Your LPG cylinder may have water!
UNDERWEIGHT LPG cylinders might be a perennial problem for consumers in Uttar Pradesh. But, how about this? Your LPG cylinder could contain 2 kgs of ?water? filled in by unscrupulous agents to make it of the right weight when delivered at home!Updated: Feb 03, 2006 01:17 IST
UNDERWEIGHT LPG cylinders might be a perennial problem for consumers in Uttar Pradesh. But, how about this? Your LPG cylinder could contain 2 kgs of “water” filled in by unscrupulous agents to make it of the right weight when delivered at home!
The Weights and Measures (Legal Metrology) Division of the Department of Consumer Affairs, Govt of India, New Delhi, has been receiving, on an average four to five complaints every month from UP about LPG cylinders containing water. This was disclosed by Director, Weights and Measures (Legal Metrology) PA Krishnamoorthy while talking to HT. “Who knows how many LPG cylinders are being filled with some quantity water every month. We receive only four to five complaints a month.

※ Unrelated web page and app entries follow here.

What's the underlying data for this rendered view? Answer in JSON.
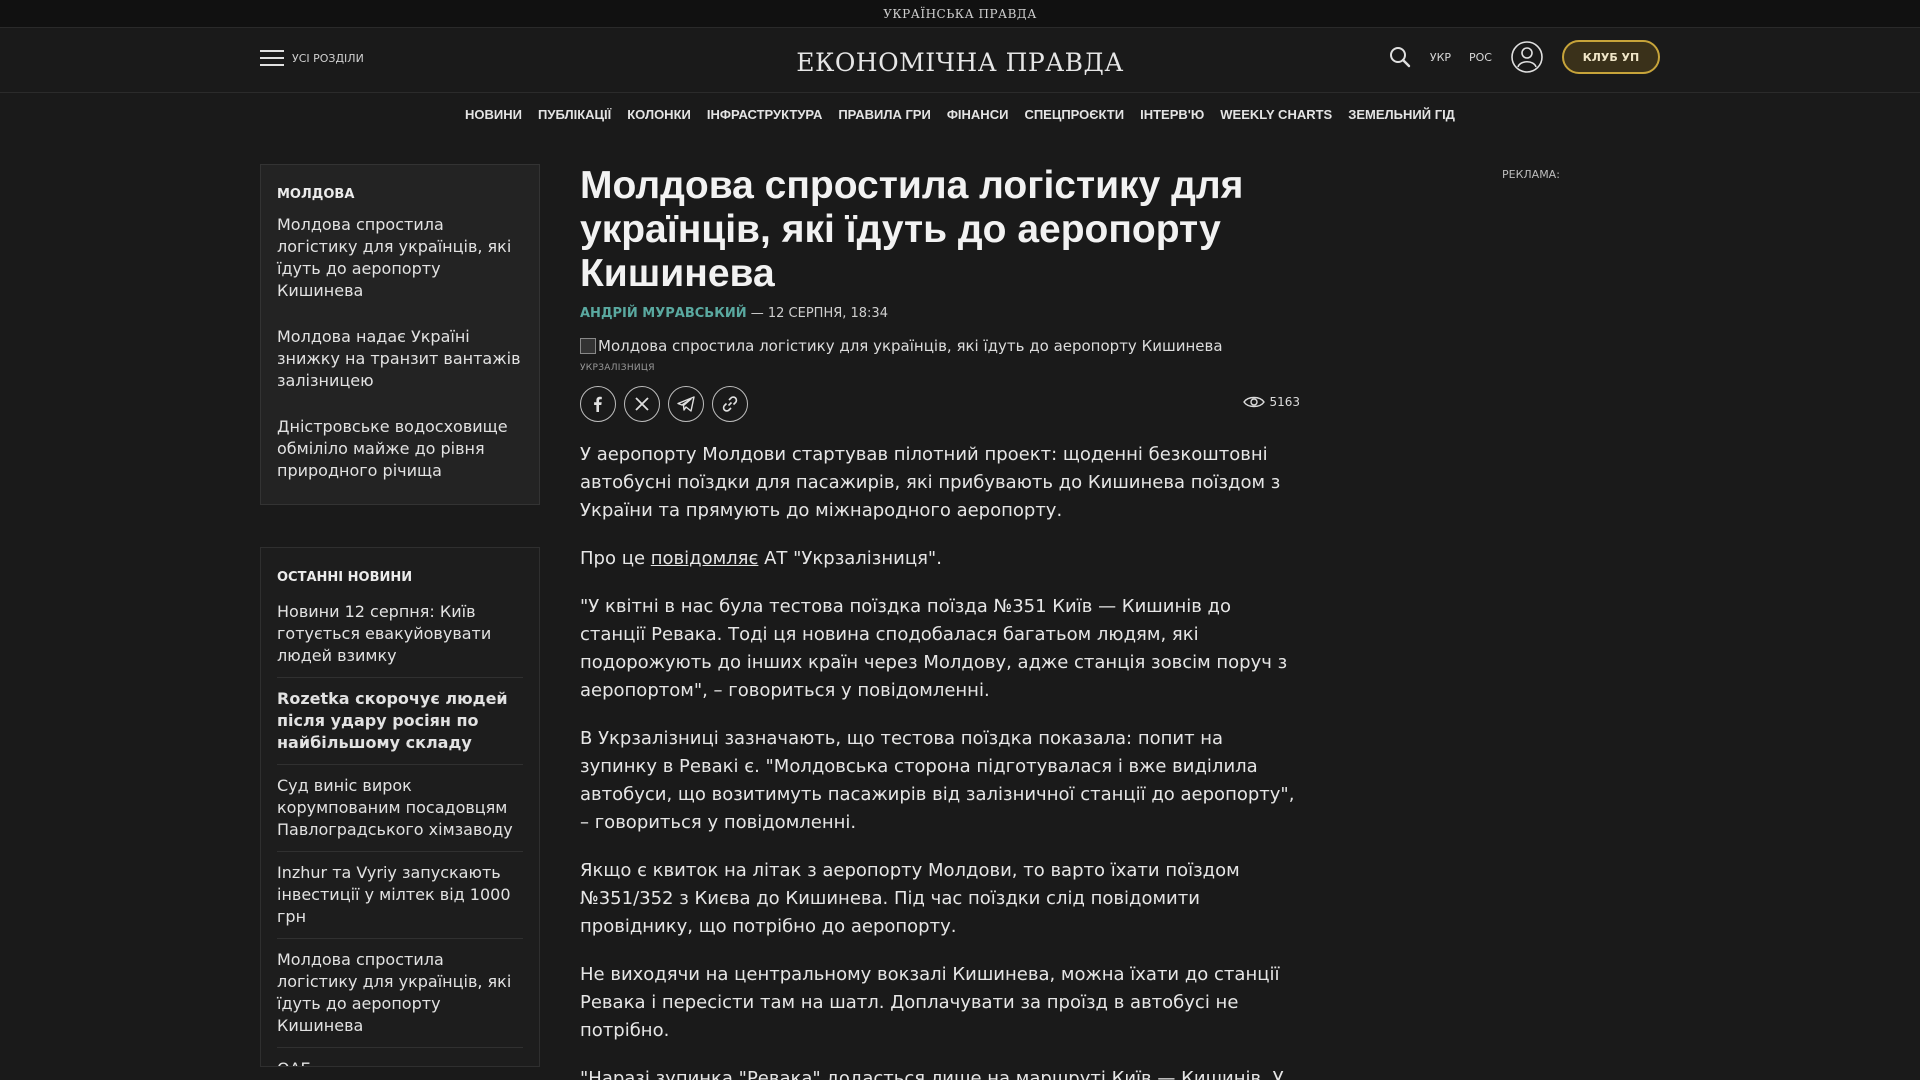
{
  "topbar": {
    "brand": "УКРАЇНСЬКА ПРАВДА"
  },
  "header": {
    "menu_label": "УСІ РОЗДІЛИ",
    "logo": "ЕКОНОМІЧНА ПРАВДА",
    "lang_ukr": "УКР",
    "lang_ros": "РОС",
    "club_label": "КЛУБ УП"
  },
  "nav": [
    "НОВИНИ",
    "ПУБЛІКАЦІЇ",
    "КОЛОНКИ",
    "ІНФРАСТРУКТУРА",
    "ПРАВИЛА ГРИ",
    "ФІНАНСИ",
    "СПЕЦПРОЄКТИ",
    "ІНТЕРВ'Ю",
    "WEEKLY CHARTS",
    "ЗЕМЕЛЬНИЙ ГІД"
  ],
  "sidebar_topic": {
    "title": "МОЛДОВА",
    "items": [
      "Молдова спростила логістику для українців, які їдуть до аеропорту Кишинева",
      "Молдова надає Україні знижку на транзит вантажів залізницею",
      "Дністровське водосховище обміліло майже до рівня природного річища"
    ]
  },
  "latest_news": {
    "title": "ОСТАННІ НОВИНИ",
    "items": [
      "Новини 12 серпня: Київ готується евакуйовувати людей взимку",
      "Rozetka скорочує людей після удару росіян по найбільшому складу",
      "Суд виніс вирок корумпованим посадовцям Павлоградського хімзаводу",
      "Inzhur та Vyriy запускають інвестиції у мілтек від 1000 грн",
      "Молдова спростила логістику для українців, які їдуть до аеропорту Кишинева",
      "ОАЕ..."
    ]
  },
  "article": {
    "title": "Молдова спростила логістику для українців, які їдуть до аеропорту Кишинева",
    "author": "АНДРІЙ МУРАВСЬКИЙ",
    "date": " — 12 СЕРПНЯ, 18:34",
    "image_alt": "Молдова спростила логістику для українців, які їдуть до аеропорту Кишинева",
    "image_caption": "УКРЗАЛІЗНИЦЯ",
    "views": "5163",
    "p1": "У аеропорту Молдови стартував пілотний проект: щоденні безкоштовні автобусні поїздки для пасажирів, які прибувають до Кишинева поїздом з України та прямують до міжнародного аеропорту.",
    "p2_before": "Про це ",
    "p2_link": "повідомляє",
    "p2_after": " АТ \"Укрзалізниця\".",
    "p3": "\"У квітні в нас була тестова поїздка поїзда №351 Київ — Кишинів до станції Ревака. Тоді ця новина сподобалася багатьом людям, які подорожують до інших країн через Молдову, адже станція зовсім поруч з аеропортом\", – говориться у повідомленні.",
    "p4": "В Укрзалізниці зазначають, що тестова поїздка показала: попит на зупинку в Ревакі є. \"Молдовська сторона підготувалася і вже виділила автобуси, що возитимуть пасажирів від залізничної станції до аеропорту\", – говориться у повідомленні.",
    "p5": "Якщо є квиток на літак з аеропорту Молдови, то варто їхати поїздом №351/352 з Києва до Кишинева. Під час поїздки слід повідомити провіднику, що потрібно до аеропорту.",
    "p6": "Не виходячи на центральному вокзалі Кишинева, можна їхати до станції Ревака і пересісти там на шатл. Доплачувати за проїзд в автобусі не потрібно.",
    "p7": "\"Наразі зупинка \"Ревака\" додасться лише на маршруті Київ — Кишинів. У"
  },
  "ad_label": "РЕКЛАМА:"
}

There could be many more cases going unreported in UP. Moreover, it is also not just UP from where complaints are received by the department in New Delhi. There have also been complaints from Uttaranchal,” he said.
In the past six months, about 3 per cent of all the complaints received from UP about violation of weights and measures standards were about LPG cylinders weighing 500 gms to 2 kgs less, he said.

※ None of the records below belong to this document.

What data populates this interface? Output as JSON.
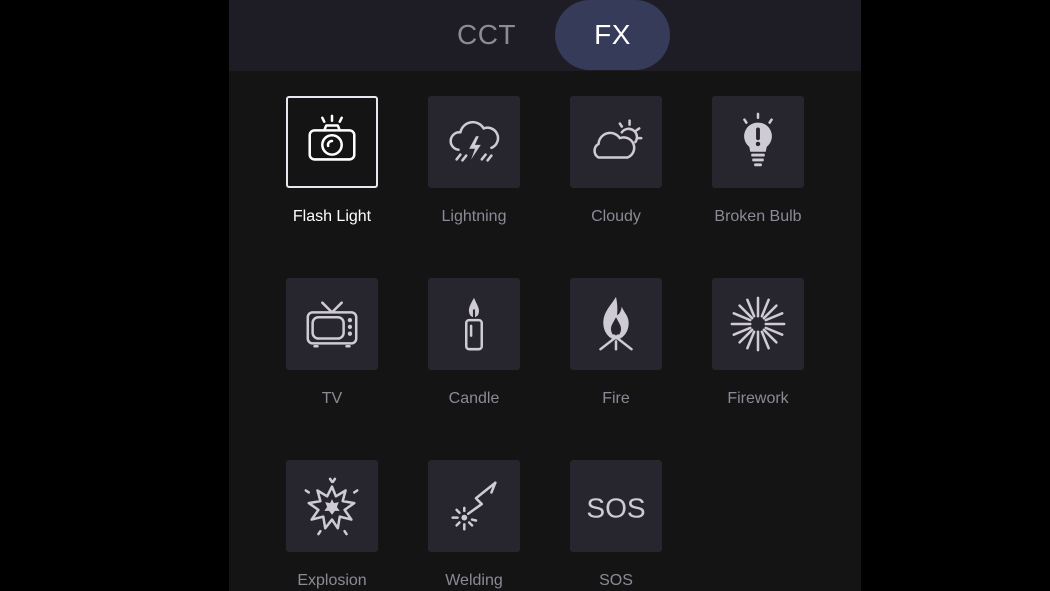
{
  "tabs": [
    {
      "label": "CCT",
      "active": false
    },
    {
      "label": "FX",
      "active": true
    }
  ],
  "effects": [
    {
      "label": "Flash Light",
      "icon": "camera-flash-icon",
      "selected": true
    },
    {
      "label": "Lightning",
      "icon": "lightning-cloud-icon",
      "selected": false
    },
    {
      "label": "Cloudy",
      "icon": "cloudy-icon",
      "selected": false
    },
    {
      "label": "Broken Bulb",
      "icon": "broken-bulb-icon",
      "selected": false
    },
    {
      "label": "TV",
      "icon": "tv-icon",
      "selected": false
    },
    {
      "label": "Candle",
      "icon": "candle-icon",
      "selected": false
    },
    {
      "label": "Fire",
      "icon": "fire-icon",
      "selected": false
    },
    {
      "label": "Firework",
      "icon": "firework-icon",
      "selected": false
    },
    {
      "label": "Explosion",
      "icon": "explosion-icon",
      "selected": false
    },
    {
      "label": "Welding",
      "icon": "welding-icon",
      "selected": false
    },
    {
      "label": "SOS",
      "icon": "sos-icon",
      "selected": false
    }
  ],
  "icon_text": {
    "sos": "SOS"
  },
  "colors": {
    "background": "#000000",
    "panel": "#141414",
    "tabbar": "#1e1d25",
    "active_tab": "#373b5a",
    "tile": "#27252d",
    "icon": "#cfcbd6",
    "label": "#8d8996",
    "selected": "#ffffff"
  }
}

“In general, the “short filling” of LPG in cylinders is widely reported from UP. We also receive complaints from oil companies about underweight cylinders,” he added.

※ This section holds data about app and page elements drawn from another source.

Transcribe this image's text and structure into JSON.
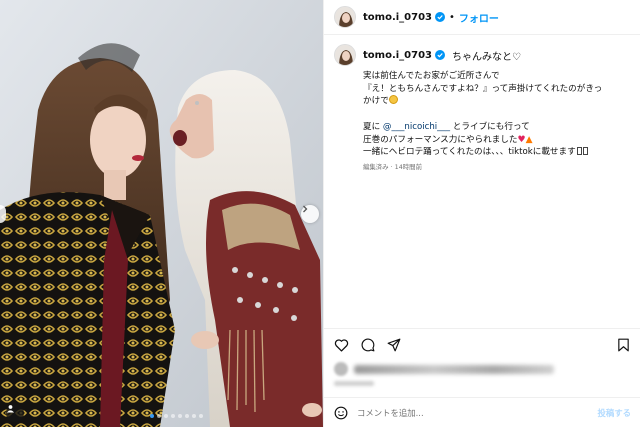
{
  "post": {
    "username": "tomo.i_0703",
    "follow_label": "フォロー",
    "caption_intro": "ちゃんみなと♡",
    "caption_lines": [
      "実は前住んでたお家がご近所さんで",
      "『え！ともちんさんですよね？』って声掛けてくれたのがきっ",
      "かけで"
    ],
    "caption_lines_2": {
      "prefix": "夏に ",
      "mention": "@___nicoichi___",
      "suffix": " とライブにも行って"
    },
    "caption_lines_3": [
      "圧巻のパフォーマンス力にやられました",
      "一緒にヘビロテ踊ってくれたのは、、、tiktokに載せます"
    ],
    "meta": "編集済み · 14時間前"
  },
  "comment": {
    "placeholder": "コメントを追加...",
    "post_label": "投稿する"
  },
  "colors": {
    "accent": "#0095f6",
    "mention": "#00376b",
    "dot_active": "#3797f0"
  },
  "icons": [
    "verified-badge-icon",
    "heart-icon",
    "comment-icon",
    "share-icon",
    "bookmark-icon",
    "emoji-icon",
    "chevron-right-icon",
    "user-tag-icon"
  ]
}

Krishnamoorthy, who is in Lucknow to attend a three-day national workshop on “Practical Aspects of Package Commodity Rules to Various Sectors of Indian Industry and Consumers” organised by the Confederation of Indian Industry (CII), UP State Chapter, from February 1 to 3, said adoption of standard guidelines for checking theft of LPG from cylinders by the law enforcement agencies was not only poor in UP but also in several other northern states.
“The law enforcement agencies are just not trying enough to crack down on people who steal LPG from cylinders. One must know that for every 1 kg of LPG that is stolen, the government loses Rs 22 to Rs 23 per cylinder which already comes heavily subsidised ,” he said.
There are other major drawbacks of not having an LPG cylinder in the market, which is tamper-proof. “Right at the LPG filling stage, the technology used is outdated. There is an urgent need for technology upgradation. The private sector players in the LPG business, however, have LPG filling plants which use fully automated technology,” Krishnamoorthy added.
First Published: Feb 03, 2006 01:17 IST